All employees injured while at work are eligible for recovery through workers’ compensation insurance. The only individuals exempt from the workers’ compensation laws are independent contractors. The state has outlined a multi-factor test to determine if someone is an independent contractor:
Additionally, for construction, the individual is property registered as a contractor or has a valid electrical contractor license. An attorney would work with you to evaluate your status as an employee or independent contractor at the time of the accident. Contact Boohoff Law today to get started.
Certain injuries are more common at work. Based on data compiled by L&I, the following injury causes are the most common in Washington:
The most common injuries resulting from workplace accidents are:
Your first priority is to secure any immediately necessary medical attention. Once you receive medical care, notify your employer of the injury. After notifying your employer, complete an accident report form. L&I must receive this form within one year of your injury date to file a claim. To complete the form, you need the following information:
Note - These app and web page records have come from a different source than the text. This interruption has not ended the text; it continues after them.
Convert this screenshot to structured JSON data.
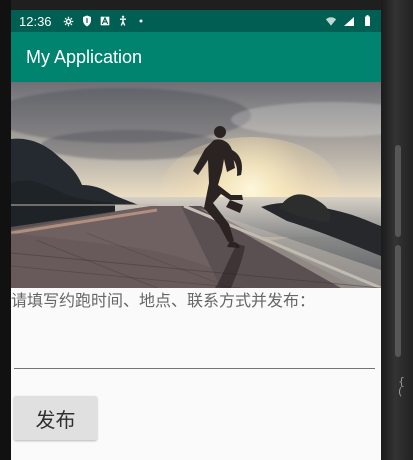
{
  "status_bar": {
    "time": "12:36",
    "left_icons": [
      "settings-icon",
      "shield-icon",
      "font-icon",
      "accessibility-icon",
      "dot-icon"
    ],
    "right_icons": [
      "wifi-icon",
      "signal-icon",
      "battery-icon"
    ],
    "color": "#005f52"
  },
  "app_bar": {
    "title": "My Application",
    "color": "#00846f"
  },
  "hero_image": {
    "subject": "runner-at-sunset",
    "icon": "runner-photo"
  },
  "form": {
    "instruction": "请填写约跑时间、地点、联系方式并发布：",
    "input_value": "",
    "input_placeholder": "",
    "button_label": "发布"
  },
  "colors": {
    "background": "#fafafa",
    "instruction_text": "#666666",
    "button_background": "#e0e0e0"
  }
}
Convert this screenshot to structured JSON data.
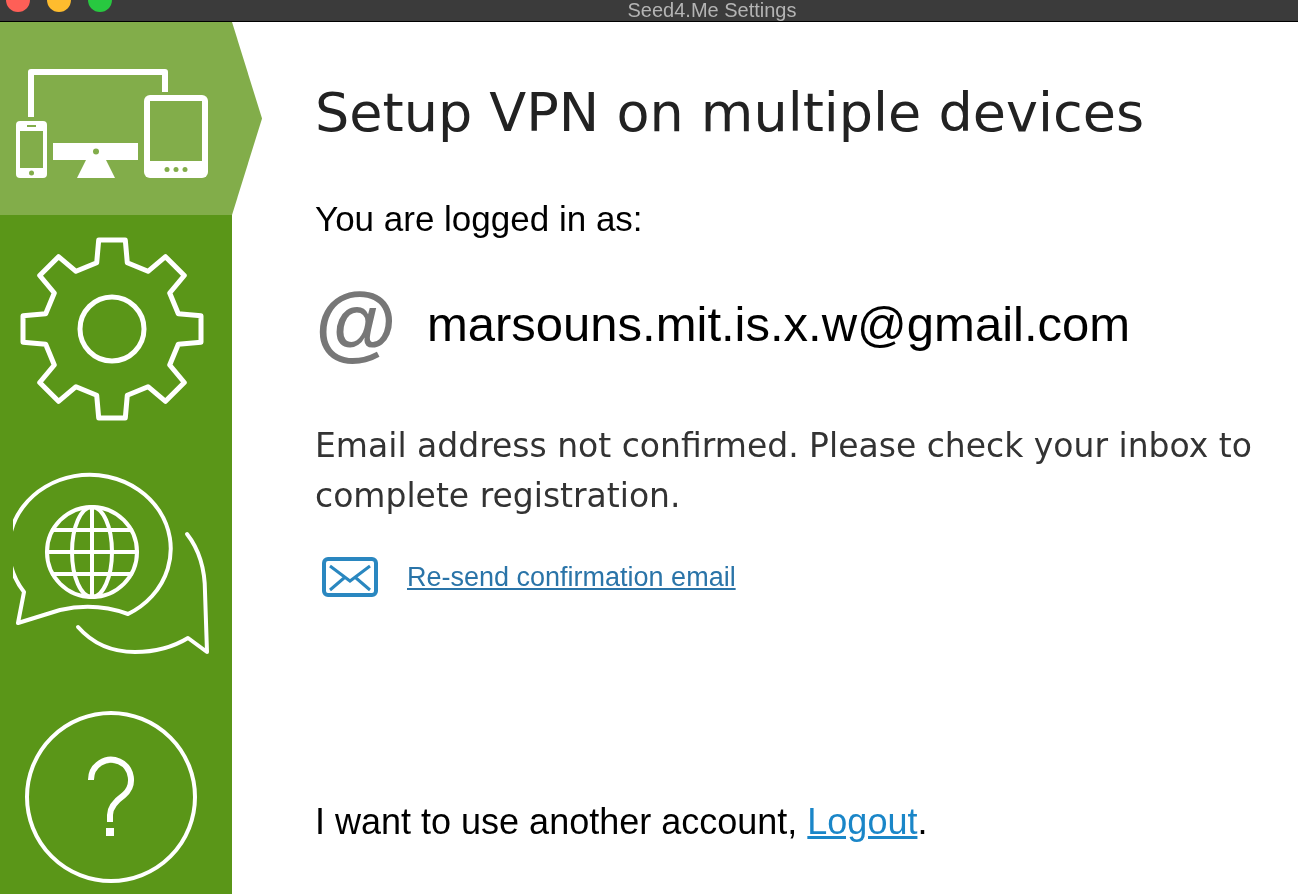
{
  "window": {
    "title": "Seed4.Me Settings"
  },
  "sidebar": {
    "items": [
      {
        "kind": "devices",
        "selected": true
      },
      {
        "kind": "settings",
        "selected": false
      },
      {
        "kind": "support",
        "selected": false
      },
      {
        "kind": "help",
        "selected": false
      }
    ]
  },
  "main": {
    "heading": "Setup VPN on multiple devices",
    "logged_in_label": "You are logged in as:",
    "account_icon": "@",
    "account_email": "marsouns.mit.is.x.w@gmail.com",
    "notice": "Email address not confirmed. Please check your inbox to complete registration.",
    "resend_link": "Re-send confirmation email",
    "footer": {
      "text": "I want to use another account,",
      "link": "Logout",
      "end": "."
    }
  }
}
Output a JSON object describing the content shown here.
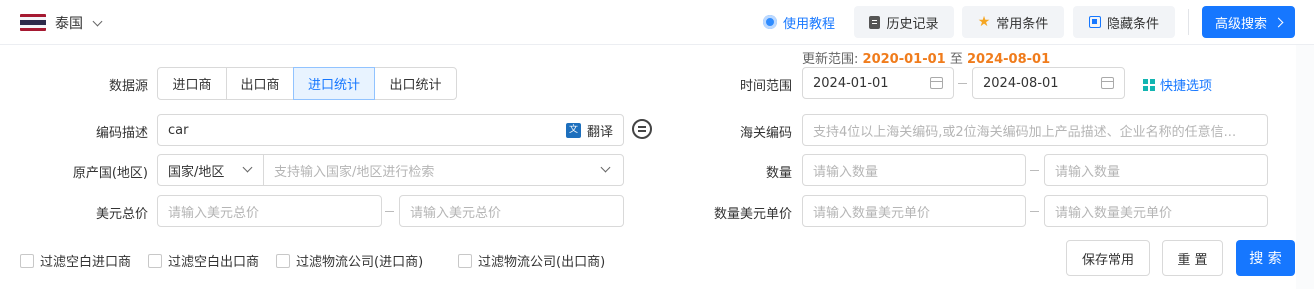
{
  "header": {
    "country": "泰国",
    "flag_colors": [
      "#a51931",
      "#f4f5f8",
      "#2d2a4a",
      "#f4f5f8",
      "#a51931"
    ],
    "tutorial_label": "使用教程",
    "history_label": "历史记录",
    "common_label": "常用条件",
    "hide_label": "隐藏条件",
    "advanced_label": "高级搜索"
  },
  "update_range": {
    "prefix": "更新范围:",
    "start": "2020-01-01",
    "joiner": "至",
    "end": "2024-08-01"
  },
  "data_source": {
    "label": "数据源",
    "options": [
      "进口商",
      "出口商",
      "进口统计",
      "出口统计"
    ],
    "selected": "进口统计"
  },
  "time_range": {
    "label": "时间范围",
    "start": "2024-01-01",
    "end": "2024-08-01",
    "quick_label": "快捷选项"
  },
  "code_desc": {
    "label": "编码描述",
    "value": "car",
    "translate_label": "翻译"
  },
  "hs_code": {
    "label": "海关编码",
    "placeholder": "支持4位以上海关编码,或2位海关编码加上产品描述、企业名称的任意信..."
  },
  "origin": {
    "label": "原产国(地区)",
    "type_value": "国家/地区",
    "placeholder": "支持输入国家/地区进行检索"
  },
  "quantity": {
    "label": "数量",
    "min_placeholder": "请输入数量",
    "max_placeholder": "请输入数量"
  },
  "usd_total": {
    "label": "美元总价",
    "min_placeholder": "请输入美元总价",
    "max_placeholder": "请输入美元总价"
  },
  "usd_unit": {
    "label": "数量美元单价",
    "min_placeholder": "请输入数量美元单价",
    "max_placeholder": "请输入数量美元单价"
  },
  "filters": [
    "过滤空白进口商",
    "过滤空白出口商",
    "过滤物流公司(进口商)",
    "过滤物流公司(出口商)"
  ],
  "actions": {
    "save_label": "保存常用",
    "reset_label": "重 置",
    "search_label": "搜 索"
  },
  "colors": {
    "accent": "#1677ff",
    "highlight": "#f07c1c"
  }
}
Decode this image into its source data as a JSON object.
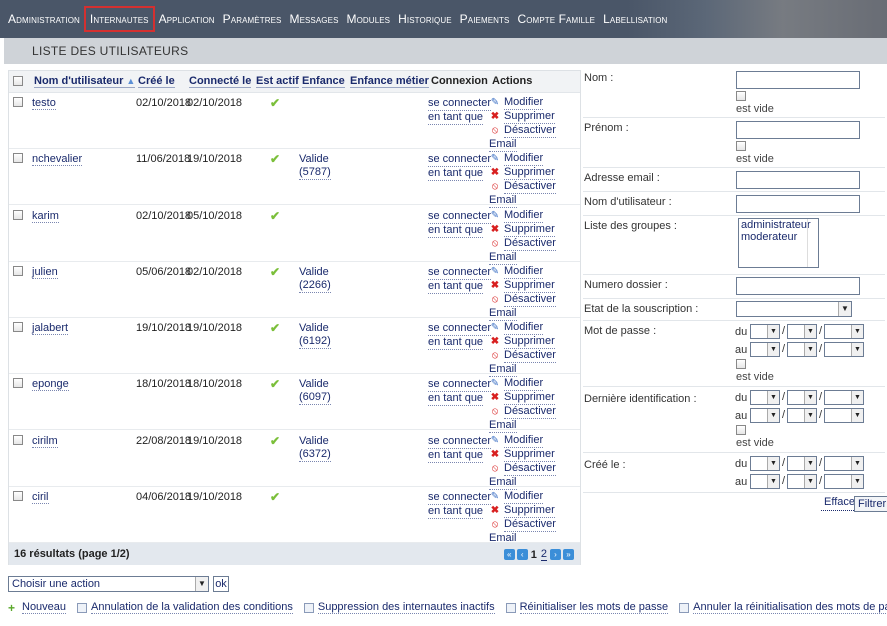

If your medical treatment is ongoing, the doctor is required to provide periodic updates to L&I. If your employer is self-insured, you must follow different administrative steps for recovery. Your lawyer could help you navigate the process.
Workers’ compensation provides the following benefits:
Your lawyer can help you ensure that your disability is appropriately classified and that you receive the benefits you deserve.
An L&I may:
Additionally, even if workers’ compensation approves your claim, you might disagree with the calculation of benefits. If workers’ compensation denies your claim, you have the option to protest the decision or file an appeal. Each of these processes has critical information and timeline requirements that you must follow. If not followed, you risk losing your ability to dispute the claim denial. Work with your lawyer to understand all procedural requirements, present a strong case when preparing your case, or protest or appeal the decision.
You are authorized to return to work once your medical provider determines it is safe to do so. If medical restrictions keep you from immediately returning to your regular job, work with your employer to identify light duty work opportunities. If your injuries leave you completely unable to return to your regular job, there are resources to help you train for a new job.
Depending on the nature of your injury, you might qualify for Preferred Worker status, which enables an employer to receive financial incentives when it hires an individual for a medically approved job. The team at Boohoff Law has helped injured workers pursue the recovery they deserve. Contact the firm today for a free consultation today to see what we can do for you.
If you’ve been injured on the job or sustained an occupational disease you shouldn’t have to fight to get your benefits. At Boohoff Law, our attorneys have worked with many injured employees. We’ve helped them get the benefits to which they were entitled. Let us determine if we can help you. Contact Boohoff Law at (877) 999-9999 or complete our online contact form. We’ll schedule a consultation to review your case.
We’ll assess your case every detail, every angle as we fight for the outcome you deserve. We roll up our sleeves and bring an unrelenting commitment and proven track record to formulate a winning game plan, keeping you clearly informed along the way.